We strongly support the proposed amendment to 18 U.S.C. § 3553(f), insofar
as it would require Government certification that the defendant has timely
met the full disclosure requirement for the safety valve exemption from certain
mandatory minimum sentences.
We certainly understand the concerns that prompted this proposal. Our prosecutors
rightfully complain that courts often accept minimal, bare-bones confessional
disclosures and, in some cases, continue sentencing hearings to afford a defendant
successive tries at meeting even this low standard. The Department of Justice
thus is aware that some courts and defendants have too liberally construed
the safety valve and have applied it in circumstances that were clearly unwarranted
and where no beneficial information was conveyed. For these reasons, we strongly
support the prosecutor certification requirement.
Requiring courts to rely on the Government’s assessment as to whether
a defendant’s disclosure has been truthful and complete would effectively
address the problems prosecutors have encountered with respect to application
of the safety valve.
However, we are concerned that the bill may unnecessarily exclude those who
initially make a false statement, but later correct it. We expressed this
concern informally last year and look forward to working with the Subcommittee
to address it.
Section 9: Mandatory detention of persons convicted of serious drug trafficking
offenses and crimes of violence
The Department agrees with the principle that, in almost all circumstances,
a defendant who has been found guilty should be immediately detained. We
also acknowledge that the circumstances in which release pending sentencing
or appeal is necessary are extremely limited.
Nevertheless, we cannot support this proposal to the extent it requires Government
certification as to a defendant’s cooperation and precludes release
pending appeal. Even with sealed pleadings, a defendant’’s
intention to cooperate would be much more apparent under this provision,

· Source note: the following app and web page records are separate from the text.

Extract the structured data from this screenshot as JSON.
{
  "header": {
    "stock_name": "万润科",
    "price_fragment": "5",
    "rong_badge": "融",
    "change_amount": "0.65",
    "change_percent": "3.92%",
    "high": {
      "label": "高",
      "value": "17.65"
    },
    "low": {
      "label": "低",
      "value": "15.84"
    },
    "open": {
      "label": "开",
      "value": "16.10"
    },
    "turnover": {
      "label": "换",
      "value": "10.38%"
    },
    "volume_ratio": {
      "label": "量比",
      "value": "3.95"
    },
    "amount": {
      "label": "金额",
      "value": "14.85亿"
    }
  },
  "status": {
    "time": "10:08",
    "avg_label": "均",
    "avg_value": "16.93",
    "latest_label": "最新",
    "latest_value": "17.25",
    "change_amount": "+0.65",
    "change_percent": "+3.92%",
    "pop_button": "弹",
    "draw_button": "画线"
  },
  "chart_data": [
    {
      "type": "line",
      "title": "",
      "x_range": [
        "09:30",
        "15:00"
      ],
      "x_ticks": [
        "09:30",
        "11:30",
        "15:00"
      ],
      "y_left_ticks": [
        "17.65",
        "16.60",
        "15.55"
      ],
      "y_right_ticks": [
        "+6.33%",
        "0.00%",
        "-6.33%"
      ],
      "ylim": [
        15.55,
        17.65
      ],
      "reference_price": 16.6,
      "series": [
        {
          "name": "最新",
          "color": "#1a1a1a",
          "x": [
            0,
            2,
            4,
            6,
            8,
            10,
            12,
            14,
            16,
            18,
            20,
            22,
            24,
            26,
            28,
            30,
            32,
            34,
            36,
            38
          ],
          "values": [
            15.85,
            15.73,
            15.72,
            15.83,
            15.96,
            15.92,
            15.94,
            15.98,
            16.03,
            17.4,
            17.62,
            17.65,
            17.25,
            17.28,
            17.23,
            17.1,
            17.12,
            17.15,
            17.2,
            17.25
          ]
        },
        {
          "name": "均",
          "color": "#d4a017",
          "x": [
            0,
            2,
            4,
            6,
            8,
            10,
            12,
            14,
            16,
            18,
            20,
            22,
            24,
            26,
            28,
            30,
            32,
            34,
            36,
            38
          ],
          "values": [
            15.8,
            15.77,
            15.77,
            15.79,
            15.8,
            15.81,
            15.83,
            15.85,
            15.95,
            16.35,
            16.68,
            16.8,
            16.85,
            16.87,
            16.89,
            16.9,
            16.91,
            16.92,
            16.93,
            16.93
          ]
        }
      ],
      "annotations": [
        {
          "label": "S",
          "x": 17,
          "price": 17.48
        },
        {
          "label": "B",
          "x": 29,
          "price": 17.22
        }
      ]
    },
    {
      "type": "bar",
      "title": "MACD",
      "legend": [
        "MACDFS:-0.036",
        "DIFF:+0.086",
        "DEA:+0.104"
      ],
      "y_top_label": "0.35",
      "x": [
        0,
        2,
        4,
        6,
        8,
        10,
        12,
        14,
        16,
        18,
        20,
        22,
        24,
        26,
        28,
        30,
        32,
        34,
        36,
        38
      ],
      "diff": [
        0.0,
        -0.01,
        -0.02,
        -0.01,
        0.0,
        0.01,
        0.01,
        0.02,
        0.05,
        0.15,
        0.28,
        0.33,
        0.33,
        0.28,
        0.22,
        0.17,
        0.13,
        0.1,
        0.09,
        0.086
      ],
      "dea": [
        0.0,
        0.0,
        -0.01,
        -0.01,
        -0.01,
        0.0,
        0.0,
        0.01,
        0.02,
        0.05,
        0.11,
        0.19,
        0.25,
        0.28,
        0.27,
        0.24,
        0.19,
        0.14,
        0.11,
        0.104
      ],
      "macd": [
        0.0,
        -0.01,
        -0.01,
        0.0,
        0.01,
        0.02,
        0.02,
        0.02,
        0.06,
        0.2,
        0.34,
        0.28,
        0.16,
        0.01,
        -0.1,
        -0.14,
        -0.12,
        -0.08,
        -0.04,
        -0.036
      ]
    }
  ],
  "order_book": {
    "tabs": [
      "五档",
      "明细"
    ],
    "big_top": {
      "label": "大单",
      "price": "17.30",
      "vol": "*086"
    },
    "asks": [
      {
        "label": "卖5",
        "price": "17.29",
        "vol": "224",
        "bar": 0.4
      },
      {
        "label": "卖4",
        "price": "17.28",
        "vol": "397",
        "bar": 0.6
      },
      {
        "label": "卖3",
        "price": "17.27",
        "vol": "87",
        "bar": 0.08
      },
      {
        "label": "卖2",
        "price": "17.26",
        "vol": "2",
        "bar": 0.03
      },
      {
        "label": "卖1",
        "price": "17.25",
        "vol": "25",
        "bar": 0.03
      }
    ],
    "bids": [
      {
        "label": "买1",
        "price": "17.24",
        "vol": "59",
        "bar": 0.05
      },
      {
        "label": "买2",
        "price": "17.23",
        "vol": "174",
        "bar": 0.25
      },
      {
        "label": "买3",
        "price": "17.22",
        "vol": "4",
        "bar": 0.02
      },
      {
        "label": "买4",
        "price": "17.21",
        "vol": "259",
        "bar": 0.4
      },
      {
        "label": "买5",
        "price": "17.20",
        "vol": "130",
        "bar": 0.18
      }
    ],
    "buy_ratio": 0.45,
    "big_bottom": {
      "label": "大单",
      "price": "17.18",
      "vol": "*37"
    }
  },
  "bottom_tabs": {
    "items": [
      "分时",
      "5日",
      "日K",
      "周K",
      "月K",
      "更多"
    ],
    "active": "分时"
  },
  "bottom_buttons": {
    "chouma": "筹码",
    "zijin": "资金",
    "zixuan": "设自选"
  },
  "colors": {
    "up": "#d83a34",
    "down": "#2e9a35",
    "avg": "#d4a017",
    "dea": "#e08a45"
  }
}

and this likely would have an adverse impact on a defendant’s willingness
to cooperate, on the value of the cooperation, and on the safety of the
defendant. By foreclosing the possibility of release for circumstances
other than cooperation and, thereby, telegraphing a defendant’s intention
to assist the Government, this proposal would severely diminish the value
of one of our most useful investigative and prosecutorial tools. Moreover,
this is a tool that we employ not simply post-conviction but, sometimes,
pending appeal as well. A prosecutor should not be effectively prohibited
from seeking release after sentencing, if the particular circumstances
of the case so warrant.
We look forward to working with the Subcommittee on this issue.
Section 10: Protecting
Human Life and Assuring Child Safety
The Department was pleased to see the addition of language asking the Sentencing
Commission to make recommendations for an increase in the guideline range
where there is a substantial risk of harm to the life in the manufacture
of ANY controlled substance. The case in the Western District of Michigan
(mentioned earlier) highlights the need to expand these guidelines. We
support the proposal to widen the guidelines from including only the manufacture
of methamphetamine or amphetamine to include the manufacture of any controlled
to be exposed, exploited and endangered by individuals involved at
all levels of the illegal drug spectrum. Regardless of whether they
are high-level traffickers, street-level dealers, “cooks” or
addicts, they all are involved in some fashion in stealing away our
nation’s youth. The Department of Justice is committed to aggressively
investigating and prosecuting drug traffickers. We support measures
that will aid in the protection of children and enhance our abilities
to prosecute those individuals who seek to involve them in their illegal
drug activities, and support the Subcommittee’s efforts to do
Mr. Chairman, thank
you for your recognition and assistance on this important issue and
the opportunity to testify here today. This is an ambitious bill with
important implications for the work of the Justice Department. We continue
to study the issues presented by the bill and stand ready to discuss
the matter with you or the Subcommittee’s staff. I will be happy
to answer any questions you may have.